[Records excerpted from a collection]
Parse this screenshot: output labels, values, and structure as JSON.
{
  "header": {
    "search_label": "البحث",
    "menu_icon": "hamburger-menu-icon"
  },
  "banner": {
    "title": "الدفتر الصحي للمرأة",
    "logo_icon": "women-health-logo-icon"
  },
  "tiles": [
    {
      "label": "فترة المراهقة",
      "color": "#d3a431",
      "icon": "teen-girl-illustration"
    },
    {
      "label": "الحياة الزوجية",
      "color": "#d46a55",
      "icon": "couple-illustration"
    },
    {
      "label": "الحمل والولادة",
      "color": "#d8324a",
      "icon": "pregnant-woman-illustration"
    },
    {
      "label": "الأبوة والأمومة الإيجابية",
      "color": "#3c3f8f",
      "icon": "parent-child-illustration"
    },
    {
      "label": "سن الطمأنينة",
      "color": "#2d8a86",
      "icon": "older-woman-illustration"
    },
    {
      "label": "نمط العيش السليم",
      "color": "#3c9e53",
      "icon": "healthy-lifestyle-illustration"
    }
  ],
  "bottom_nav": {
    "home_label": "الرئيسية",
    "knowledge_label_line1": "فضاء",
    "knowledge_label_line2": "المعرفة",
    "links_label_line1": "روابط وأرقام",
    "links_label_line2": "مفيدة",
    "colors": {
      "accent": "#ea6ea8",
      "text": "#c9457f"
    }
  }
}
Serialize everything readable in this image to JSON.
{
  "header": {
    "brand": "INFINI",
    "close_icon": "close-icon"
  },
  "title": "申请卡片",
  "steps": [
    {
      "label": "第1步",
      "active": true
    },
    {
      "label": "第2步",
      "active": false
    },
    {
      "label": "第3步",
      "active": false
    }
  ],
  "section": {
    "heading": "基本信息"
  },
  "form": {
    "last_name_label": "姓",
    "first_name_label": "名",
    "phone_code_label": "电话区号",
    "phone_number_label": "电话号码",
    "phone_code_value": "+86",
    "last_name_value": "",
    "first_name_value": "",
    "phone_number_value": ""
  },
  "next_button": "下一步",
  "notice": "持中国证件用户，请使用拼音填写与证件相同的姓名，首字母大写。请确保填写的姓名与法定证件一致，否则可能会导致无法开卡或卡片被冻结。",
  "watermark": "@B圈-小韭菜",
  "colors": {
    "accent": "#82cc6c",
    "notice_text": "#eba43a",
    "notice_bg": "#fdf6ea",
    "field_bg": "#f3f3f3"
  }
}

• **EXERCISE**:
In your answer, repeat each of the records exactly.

• **RESULT**:
Parse this screenshot: output labels, values, and structure as JSON.
{
  "header": {
    "search_label": "البحث",
    "menu_icon": "hamburger-menu-icon"
  },
  "banner": {
    "title": "الدفتر الصحي للمرأة",
    "logo_icon": "women-health-logo-icon"
  },
  "tiles": [
    {
      "label": "فترة المراهقة",
      "color": "#d3a431",
      "icon": "teen-girl-illustration"
    },
    {
      "label": "الحياة الزوجية",
      "color": "#d46a55",
      "icon": "couple-illustration"
    },
    {
      "label": "الحمل والولادة",
      "color": "#d8324a",
      "icon": "pregnant-woman-illustration"
    },
    {
      "label": "الأبوة والأمومة الإيجابية",
      "color": "#3c3f8f",
      "icon": "parent-child-illustration"
    },
    {
      "label": "سن الطمأنينة",
      "color": "#2d8a86",
      "icon": "older-woman-illustration"
    },
    {
      "label": "نمط العيش السليم",
      "color": "#3c9e53",
      "icon": "healthy-lifestyle-illustration"
    }
  ],
  "bottom_nav": {
    "home_label": "الرئيسية",
    "knowledge_label_line1": "فضاء",
    "knowledge_label_line2": "المعرفة",
    "links_label_line1": "روابط وأرقام",
    "links_label_line2": "مفيدة",
    "colors": {
      "accent": "#ea6ea8",
      "text": "#c9457f"
    }
  }
}
Serialize everything readable in this image to JSON.
{
  "header": {
    "brand": "INFINI",
    "close_icon": "close-icon"
  },
  "title": "申请卡片",
  "steps": [
    {
      "label": "第1步",
      "active": true
    },
    {
      "label": "第2步",
      "active": false
    },
    {
      "label": "第3步",
      "active": false
    }
  ],
  "section": {
    "heading": "基本信息"
  },
  "form": {
    "last_name_label": "姓",
    "first_name_label": "名",
    "phone_code_label": "电话区号",
    "phone_number_label": "电话号码",
    "phone_code_value": "+86",
    "last_name_value": "",
    "first_name_value": "",
    "phone_number_value": ""
  },
  "next_button": "下一步",
  "notice": "持中国证件用户，请使用拼音填写与证件相同的姓名，首字母大写。请确保填写的姓名与法定证件一致，否则可能会导致无法开卡或卡片被冻结。",
  "watermark": "@B圈-小韭菜",
  "colors": {
    "accent": "#82cc6c",
    "notice_text": "#eba43a",
    "notice_bg": "#fdf6ea",
    "field_bg": "#f3f3f3"
  }
}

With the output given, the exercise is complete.